The compiler now knows literally nothing about the host language; I have to move tons of ancient code from the global scope to various subclasses to facilitate having multiple implementations for multiple languages. It is genuinely a pain.

I have no accurate ETA, but I'm going to be spending 90% of my waking time on it. It must be done before Sunday night.
Title: Re: Christmas Plans
Post by: forthevin on January 05, 2013, 04:02:10 PM
A couple of thoughts and comments:

First off, spending 90% of one's waking time on something sounds less than healthy. Wouldn't it make more sense to postpone the new parser and compiler if it takes unexpectedly more time? ENIGMA seems to work pretty well at the moment, so I have trouble seeing the hurry.

Second off, I am happy to announce that the particle systems system is coming along well. Several examples work now, including the fireworks example from the manual (http://gamemaker.info/en/manual/412_08_example), as well as a nice fire effect example I found (http://blog.martincrownover.com/gamemaker-examples-tutorials/particle-example-fire/). There is still a lot missing, including effects, changers, destroyers, deflectors and attractors, but the system is quite usable at the moment.

Third off, ENIGMA has been very functional for quite a while, and I would therefore like to propose that a forum is created, named Works in Progress, where games in development can be shown and talked about.
Title: Re: Christmas Plans
Post by: Josh @ Dreamland on January 05, 2013, 06:01:09 PM
The new parser's is important to me because it means we can finally have extensions and additional host languages (eg, JavaScript). I've made the compiler so modular locally that TGMG should have *zero* difficulty finally making the Android part work out of the box.

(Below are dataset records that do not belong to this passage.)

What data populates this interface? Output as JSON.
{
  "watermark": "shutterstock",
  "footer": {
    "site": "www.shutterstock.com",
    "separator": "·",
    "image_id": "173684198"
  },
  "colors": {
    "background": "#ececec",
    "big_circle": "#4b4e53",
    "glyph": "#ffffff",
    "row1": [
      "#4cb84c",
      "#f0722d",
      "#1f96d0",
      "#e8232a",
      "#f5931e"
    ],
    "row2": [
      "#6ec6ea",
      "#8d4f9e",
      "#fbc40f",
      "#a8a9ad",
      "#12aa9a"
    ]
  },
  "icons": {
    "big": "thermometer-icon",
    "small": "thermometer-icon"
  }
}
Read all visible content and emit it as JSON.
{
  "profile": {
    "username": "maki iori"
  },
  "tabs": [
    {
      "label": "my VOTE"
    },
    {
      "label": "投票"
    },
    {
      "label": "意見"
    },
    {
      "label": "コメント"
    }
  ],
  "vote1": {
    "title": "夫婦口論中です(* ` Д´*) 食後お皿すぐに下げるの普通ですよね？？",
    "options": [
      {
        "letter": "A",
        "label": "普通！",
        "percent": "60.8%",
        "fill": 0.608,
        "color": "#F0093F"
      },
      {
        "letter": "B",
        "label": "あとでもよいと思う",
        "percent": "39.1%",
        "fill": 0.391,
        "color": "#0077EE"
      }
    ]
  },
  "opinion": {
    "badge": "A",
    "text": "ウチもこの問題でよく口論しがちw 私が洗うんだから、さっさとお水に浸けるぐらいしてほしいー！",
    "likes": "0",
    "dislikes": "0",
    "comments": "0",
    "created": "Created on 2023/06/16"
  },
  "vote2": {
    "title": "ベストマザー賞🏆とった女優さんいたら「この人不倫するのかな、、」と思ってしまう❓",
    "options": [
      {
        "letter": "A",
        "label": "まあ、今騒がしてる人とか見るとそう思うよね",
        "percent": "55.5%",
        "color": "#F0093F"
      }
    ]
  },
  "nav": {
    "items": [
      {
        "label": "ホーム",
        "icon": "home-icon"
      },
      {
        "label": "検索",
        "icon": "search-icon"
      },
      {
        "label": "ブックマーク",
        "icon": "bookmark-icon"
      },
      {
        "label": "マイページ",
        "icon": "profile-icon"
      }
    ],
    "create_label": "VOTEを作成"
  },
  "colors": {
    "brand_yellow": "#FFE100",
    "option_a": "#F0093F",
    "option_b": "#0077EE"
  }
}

Moreover, the compiler was in need of some redesign—a lot of it was thrown together hastily, and in a scatterbrained manner. I can't expect other people to maintain it if I can't even cleanly describe its pieces. After this, it should be much easier to tell what is going on in the compiler code.
Title: Re: Christmas Plans
Post by: TheExDeus on January 06, 2013, 08:31:25 AM
Also, I do have many problems with the current parser. Some are bugs, others are just a few suggestions that would be very great improvement over GM.
Title: Re: Christmas Plans
Post by: The 11th plague of Egypt on January 08, 2013, 07:31:29 AM
I can't expect other people to maintain it if I can't even cleanly describe its pieces. After this, it should be much easier to tell what is going on in the compiler code.
Well, good luck then. I'm getting curious about how this compiler works, I'd like to see some documentation.
Title: Re: Christmas Plans
Post by: Josh @ Dreamland on January 09, 2013, 12:49:33 AM
See the commit message from my last commit to get an idea of where I am.

Quote
Restructured and reorganized fuck-everything. Changed around fuck-everything.
My brain hurts from thinking about this shit for so long, and some of it still needs modification.
I have encapsulated most of everything correctly.

Remaining considerations:
- Events.res locals are still loaded by lang_CPP; they should be loaded universally.
- Where are events even parsed? I totally lost track. Being honest.
- We need a system for denoting where something was declared, for error reporting purposes.
- JDI handles some of its AST features funny
  - It checks the left-hand of a function call and bails if it's not a function or cast
  - It crams all the literal types into one AST node type
  - It doesn't handle error reporting very well, and, to top it all off,
  - It isn't fucking modular or extensible at all; nothing is abstract or virtual
- I have no idea if a second pass before pretty-print is actually required
- None of this outside the basic parser has been tested, and it's not blowing me away, either
- No amount of therapy will make this commit okay

I have done some more thinking, and determined that if we want to properly support overloading EDL functions regardless of host language (C and JavaScript being prime examples of languages which do not support overloading), we need a second pass after I'm aware of the types of everything in order to pick the correct overload.

Still haven't decided what to do with generics, for that matter, but that's another case.